**Instructions to follow:** Copy out each line below containing "micmrc".

Element data from apps and pages:

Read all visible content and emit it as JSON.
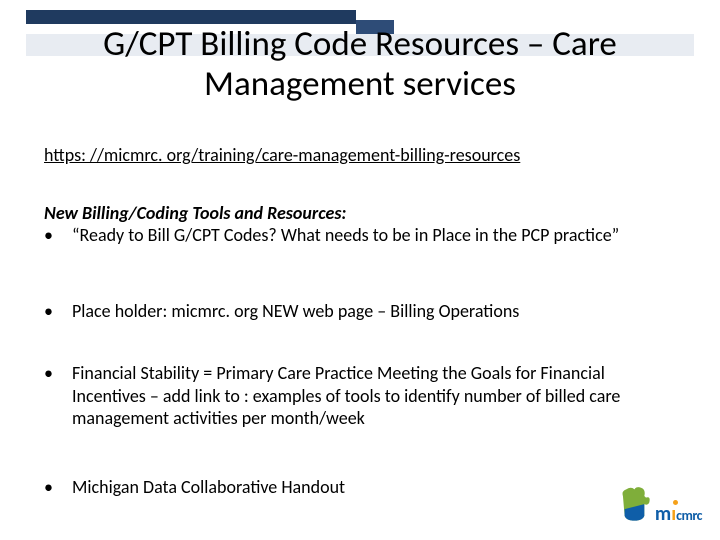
{
  "title": "G/CPT Billing Code Resources – Care Management services",
  "link_text": "https: //micmrc. org/training/care-management-billing-resources",
  "section_heading": "New Billing/Coding Tools and Resources:",
  "bullets": {
    "b1": "“Ready to Bill G/CPT Codes? What needs to be in Place in the PCP practice”",
    "b2": "Place holder:  micmrc. org NEW web page – Billing Operations",
    "b3": "Financial Stability = Primary Care Practice Meeting the Goals for Financial Incentives – add link to : examples of tools  to identify number of  billed care management activities per month/week",
    "b4": "Michigan Data Collaborative  Handout"
  },
  "logo": {
    "brand_m": "m",
    "brand_i": "ı",
    "brand_rest": "cmrc"
  }
}
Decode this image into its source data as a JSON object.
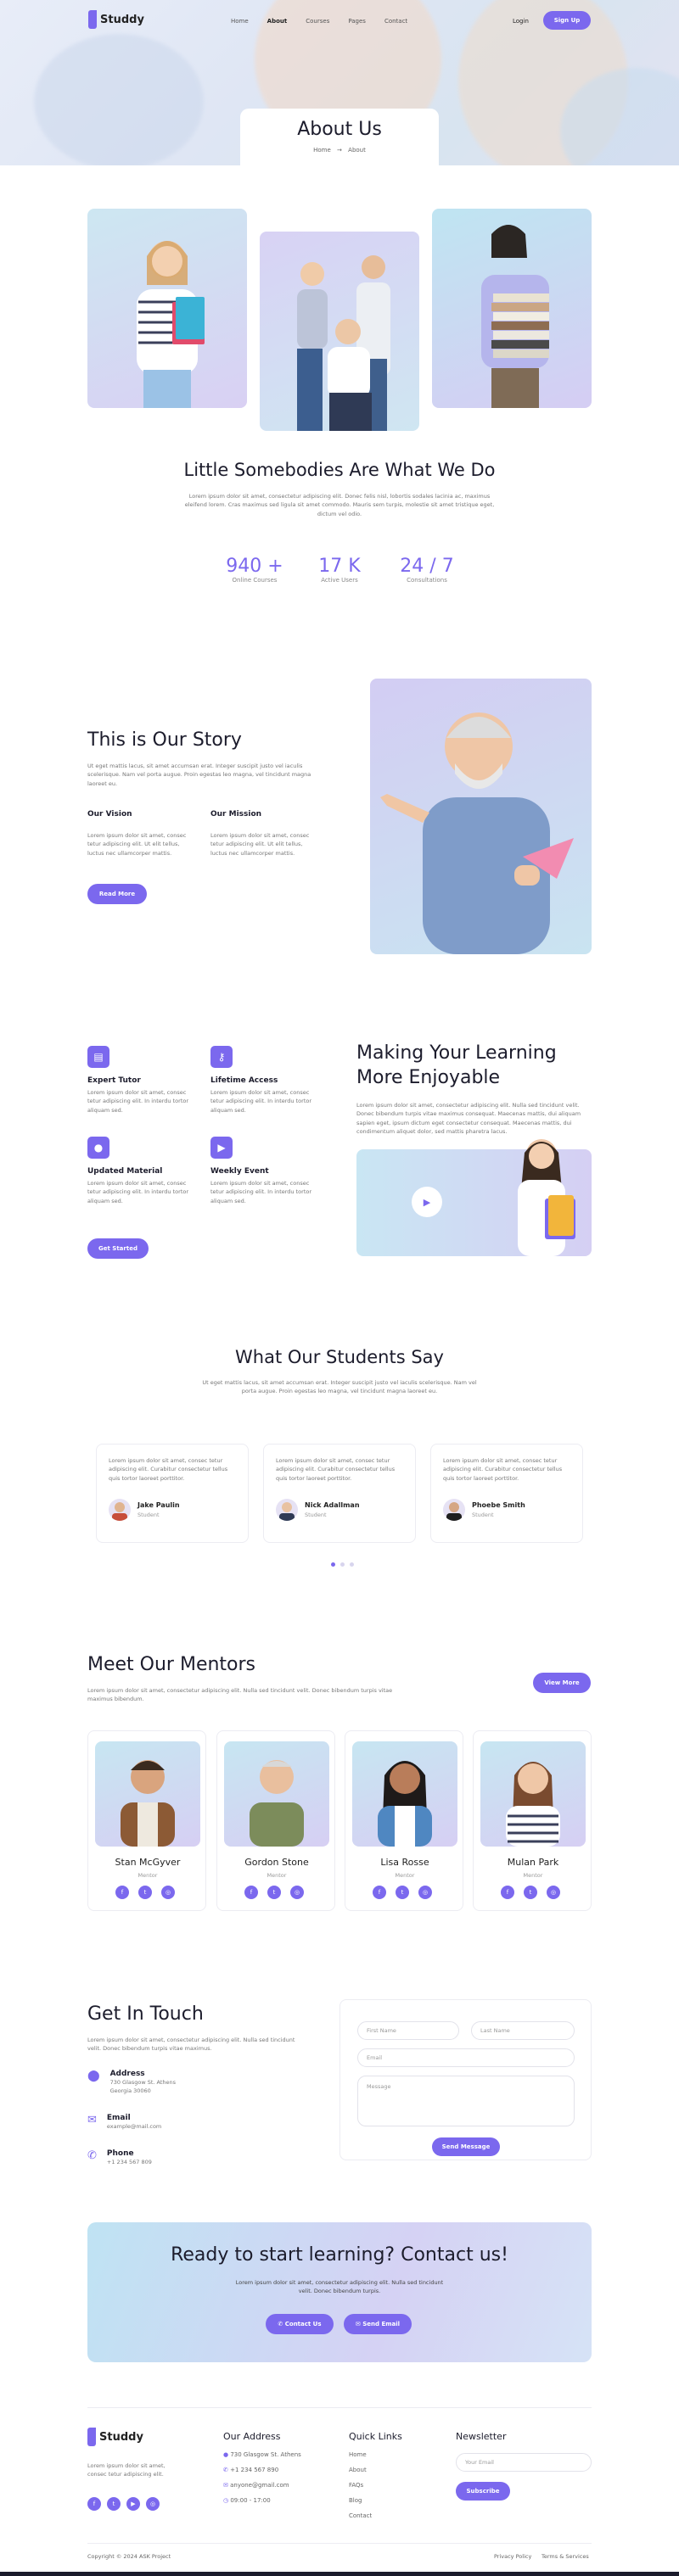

**Exercise result:**
  "link_text": "https: //micmrc. org/training/care-management-billing-resources",
    "b2": "Place holder:  micmrc. org NEW web page – Billing Operations",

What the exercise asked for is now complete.